Me servicing the LPM at A84, you can just see the plane in the distance.
This is important because the sun and earth interact and the suns magnetic field wobbles, this in turn affects the earths magnetic field and sometimes results in aurora. Other times it causes satelites to fail. If anyone has watched "The Core" they will know how important the earth's magnetic field is. The LPRs are Low Powered Riometers, these look at background radio noise (from distant galaxies) and uses this signal (which is affected by the atmosphere) and satelite data (which isn't) to work out what is happening in the atmosphere. I carried out the servicing which is essentially just to swap the loggers, thereby getting last years data and the hardware, and putting in brand new stuff. I did this with DJ one of my bosses.
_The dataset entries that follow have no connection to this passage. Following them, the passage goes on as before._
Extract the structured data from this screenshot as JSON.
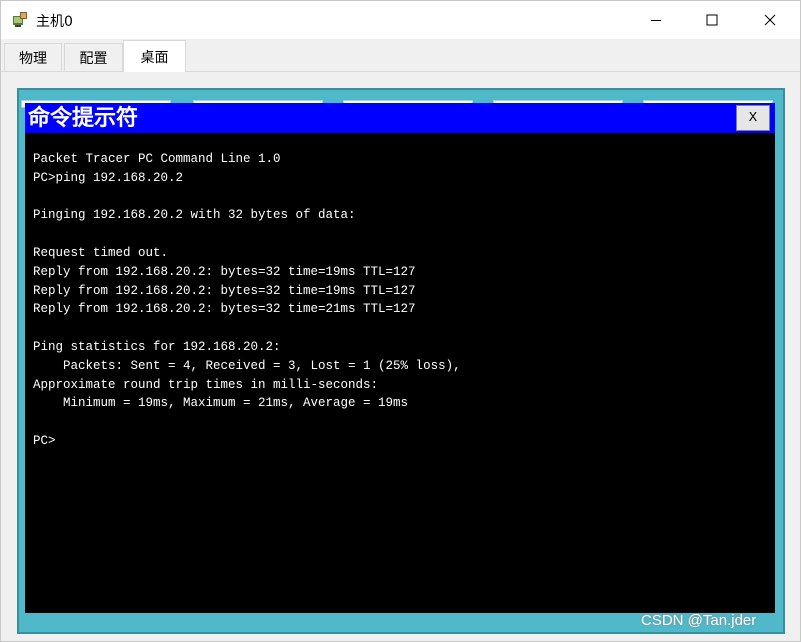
{
  "window": {
    "title": "主机0",
    "app_icon": "packet-tracer-pc-icon",
    "controls": {
      "minimize": "minimize-icon",
      "maximize": "maximize-icon",
      "close": "close-icon"
    }
  },
  "tabs": [
    {
      "label": "物理",
      "selected": false
    },
    {
      "label": "配置",
      "selected": false
    },
    {
      "label": "桌面",
      "selected": true
    }
  ],
  "command_prompt": {
    "title": "命令提示符",
    "close_label": "X",
    "title_bar_color": "#0000ff",
    "output_text": "Packet Tracer PC Command Line 1.0\nPC>ping 192.168.20.2\n\nPinging 192.168.20.2 with 32 bytes of data:\n\nRequest timed out.\nReply from 192.168.20.2: bytes=32 time=19ms TTL=127\nReply from 192.168.20.2: bytes=32 time=19ms TTL=127\nReply from 192.168.20.2: bytes=32 time=21ms TTL=127\n\nPing statistics for 192.168.20.2:\n    Packets: Sent = 4, Received = 3, Lost = 1 (25% loss),\nApproximate round trip times in milli-seconds:\n    Minimum = 19ms, Maximum = 21ms, Average = 19ms\n\nPC>"
  },
  "watermark": "CSDN @Tan.jder",
  "colors": {
    "desktop_background": "#4fb8c9",
    "terminal_background": "#000000",
    "terminal_text": "#ffffff"
  }
}
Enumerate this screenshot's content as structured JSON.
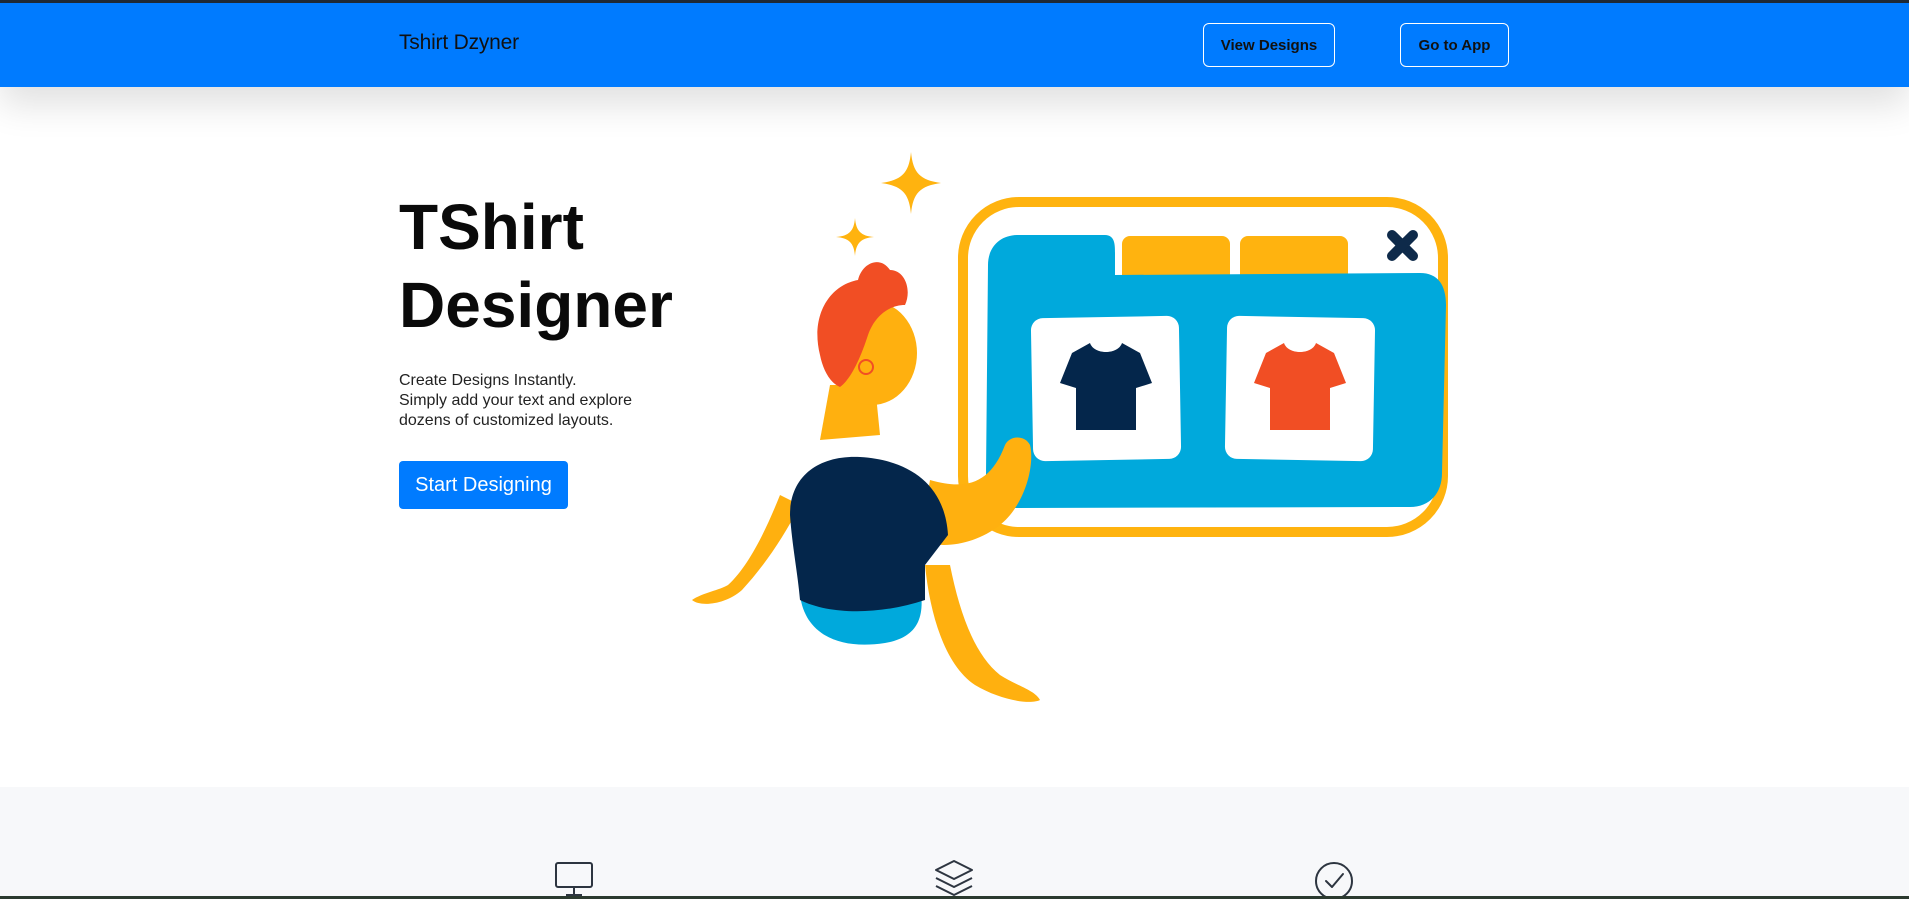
{
  "navbar": {
    "brand": "Tshirt Dzyner",
    "view_designs_label": "View Designs",
    "go_to_app_label": "Go to App",
    "background_color": "#007bff"
  },
  "hero": {
    "title_line1": "TShirt",
    "title_line2": "Designer",
    "text_line1": "Create Designs Instantly.",
    "text_line2": "Simply add your text and explore",
    "text_line3": "dozens of customized layouts.",
    "cta_label": "Start Designing",
    "accent_color": "#007bff"
  },
  "illustration": {
    "icons": [
      "person-illustration",
      "browser-window",
      "navy-tshirt-icon",
      "orange-tshirt-icon",
      "sparkle-icon",
      "close-x-icon"
    ],
    "colors": {
      "window_frame": "#ffb30f",
      "window_body": "#00a9dc",
      "navy_shirt": "#04264b",
      "orange_shirt": "#f14e24",
      "skin": "#ffb00f",
      "hair": "#f14e24"
    }
  },
  "features": {
    "icons": [
      "monitor-icon",
      "layers-icon",
      "check-circle-icon"
    ],
    "background_color": "#f7f8fa"
  }
}
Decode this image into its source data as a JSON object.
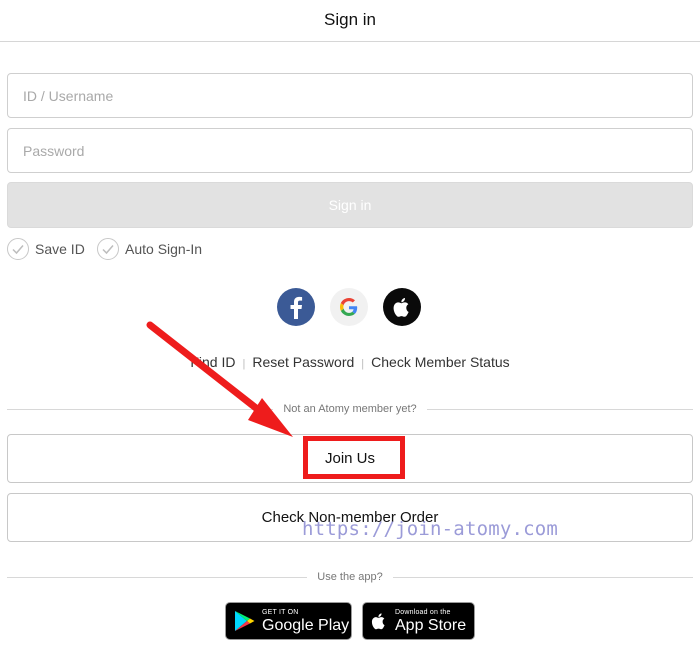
{
  "header": {
    "title": "Sign in"
  },
  "form": {
    "id_placeholder": "ID / Username",
    "password_placeholder": "Password",
    "signin_label": "Sign in",
    "save_id_label": "Save ID",
    "auto_signin_label": "Auto Sign-In"
  },
  "social": [
    {
      "name": "facebook-icon",
      "glyph": "f"
    },
    {
      "name": "google-icon",
      "glyph": "G"
    },
    {
      "name": "apple-icon",
      "glyph": "apple"
    }
  ],
  "links": {
    "find_id": "Find ID",
    "reset_password": "Reset Password",
    "check_member_status": "Check Member Status",
    "separator": "|"
  },
  "member_prompt": "Not an Atomy member yet?",
  "join_us_label": "Join Us",
  "non_member_order_label": "Check Non-member Order",
  "watermark": "https://join-atomy.com",
  "app_prompt": "Use the app?",
  "stores": {
    "google_play": {
      "small": "GET IT ON",
      "big": "Google Play"
    },
    "app_store": {
      "small": "Download on the",
      "big": "App Store"
    }
  },
  "colors": {
    "facebook": "#3b5a96",
    "annotation_red": "#ee1c1c",
    "watermark": "#9b9bd8",
    "signin_disabled": "#e2e2e2"
  }
}
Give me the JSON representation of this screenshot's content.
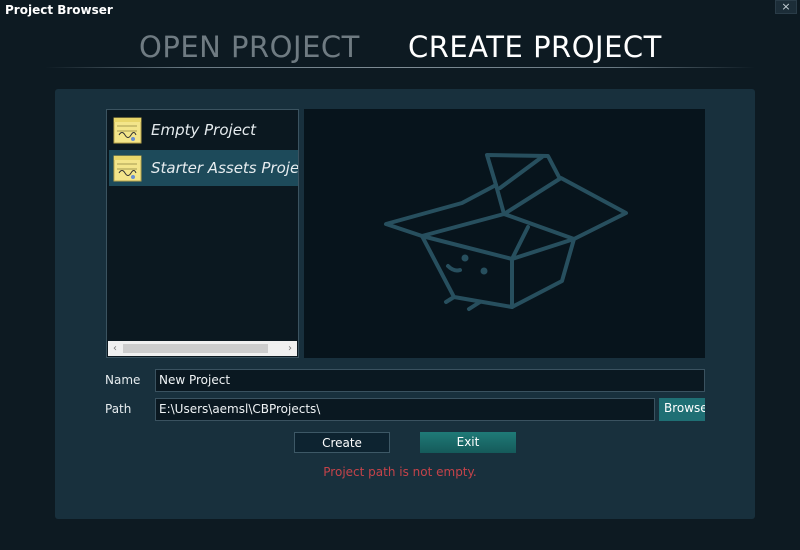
{
  "window": {
    "title": "Project Browser",
    "close_icon": "×"
  },
  "tabs": [
    {
      "label": "OPEN PROJECT",
      "active": false
    },
    {
      "label": "CREATE PROJECT",
      "active": true
    }
  ],
  "templates": [
    {
      "label": "Empty Project",
      "icon": "project-note-icon",
      "selected": false
    },
    {
      "label": "Starter Assets Project",
      "icon": "project-note-icon",
      "selected": true
    }
  ],
  "scrollbar": {
    "left_arrow": "‹",
    "right_arrow": "›"
  },
  "preview": {
    "illustration": "open-box-icon"
  },
  "form": {
    "name_label": "Name",
    "name_value": "New Project",
    "path_label": "Path",
    "path_value": "E:\\Users\\aemsl\\CBProjects\\",
    "browse_label": "Browse"
  },
  "buttons": {
    "create": "Create",
    "exit": "Exit"
  },
  "status": {
    "error": "Project path is not empty."
  },
  "colors": {
    "accent": "#1f6f74",
    "error": "#c4434a",
    "selected": "#1d4a5a",
    "panel": "#18303d"
  }
}
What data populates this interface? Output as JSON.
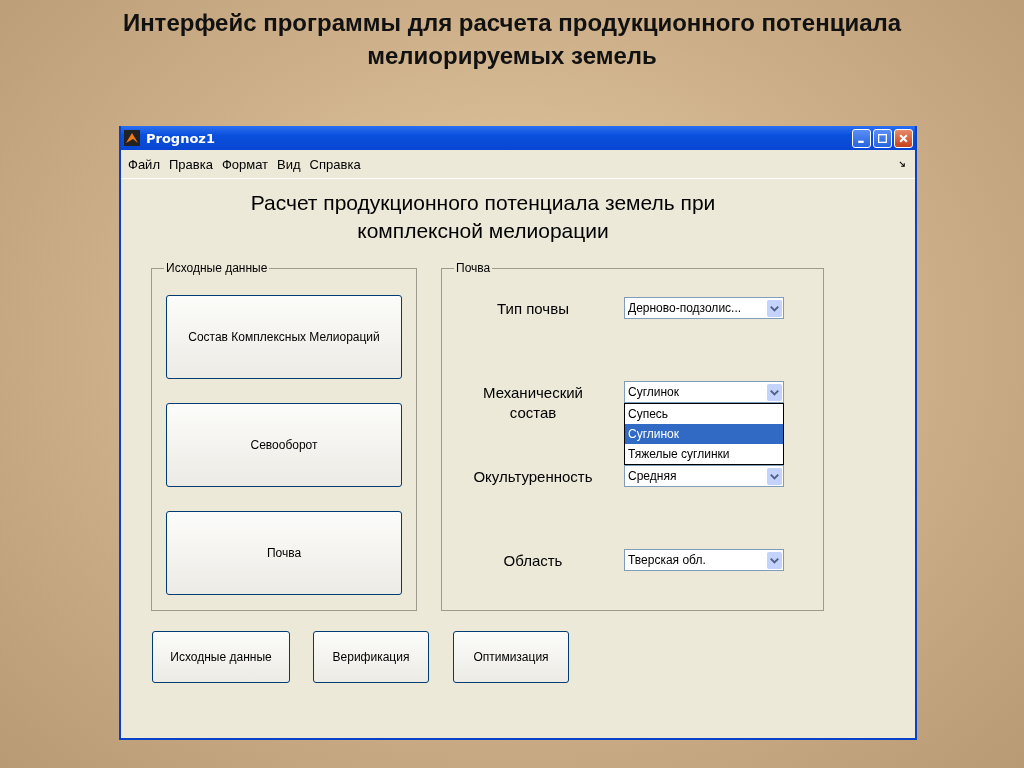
{
  "slide_title": "Интерфейс программы для расчета продукционного потенциала мелиорируемых земель",
  "window": {
    "title": "Prognoz1"
  },
  "menu": [
    "Файл",
    "Правка",
    "Формат",
    "Вид",
    "Справка"
  ],
  "heading": "Расчет продукционного потенциала земель при комплексной мелиорации",
  "input_group": {
    "title": "Исходные данные",
    "buttons": [
      "Состав Комплексных Мелиораций",
      "Севооборот",
      "Почва"
    ]
  },
  "soil_group": {
    "title": "Почва",
    "rows": [
      {
        "label": "Тип почвы",
        "value": "Дерново-подзолис...",
        "expanded": false
      },
      {
        "label": "Механический состав",
        "value": "Суглинок",
        "expanded": true,
        "options": [
          {
            "label": "Супесь",
            "selected": false
          },
          {
            "label": "Суглинок",
            "selected": true
          },
          {
            "label": "Тяжелые суглинки",
            "selected": false
          }
        ]
      },
      {
        "label": "Окультуренность",
        "value": "Средняя",
        "expanded": false
      },
      {
        "label": "Область",
        "value": "Тверская обл.",
        "expanded": false
      }
    ]
  },
  "bottom_buttons": [
    "Исходные данные",
    "Верификация",
    "Оптимизация"
  ]
}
After that we helped Jacko the mast erector demolish a 15m mast. We then spent another hour digging up rubbish from the site (old equipment) and loaded the plane up to the gunnels. I then got to be co-pilot on the way back.
I got to fly the plane for about one hour and a half. There are very few features on the Antarctic plateau which makes flying difficult as you don't know where to aim. You do have a compass and GPS though. One of the really amazing things are the mountains. We saw both the Therons (named after the ship that dropped in the wintering forward team) and the Shackletons (both ranges named by Vivian Fuchs in the great transantarctic expedition (Fuchs and Hillary)). I know you won't understand this and I hardly do but it is amazing to see the ground. All we get to see here is snow and ice and anything that is not white is amazing.
The Shackletons poking their heads above the surface.
We aslo got amazing views of the ice shelf that we live on and from the plane I can understand why is weak and threatening to break up.
The Brunt ice shelf with strange wobbly streaks of stato cumulus, code 5 apparently according to Frances.
Halley base as we approach finals. The bottom of all the buildings are in fog. The time is 15 mins past midnight and Ian plonked us back on the ground very smoothly.
Having left at about 11am and returned at 12.15 in the morning on my day off it was tiring but fun. I didn't even get a day back although I was allowed a lie in. The weather has also got very good so I have taken every opportunity to go skijouring. I have also been kiting, just learning how to control a 9.5 sq m traction kite. When I get good enough at kiting and snow boarding I will combine the two.
Oh yeah a plane arrived from Rothera and on it there was post. I got a letter from Rachel, which makes her the bestest person in the world. Everyone else is encouraged to write to me otherwise I won't write to them. You can find the address here.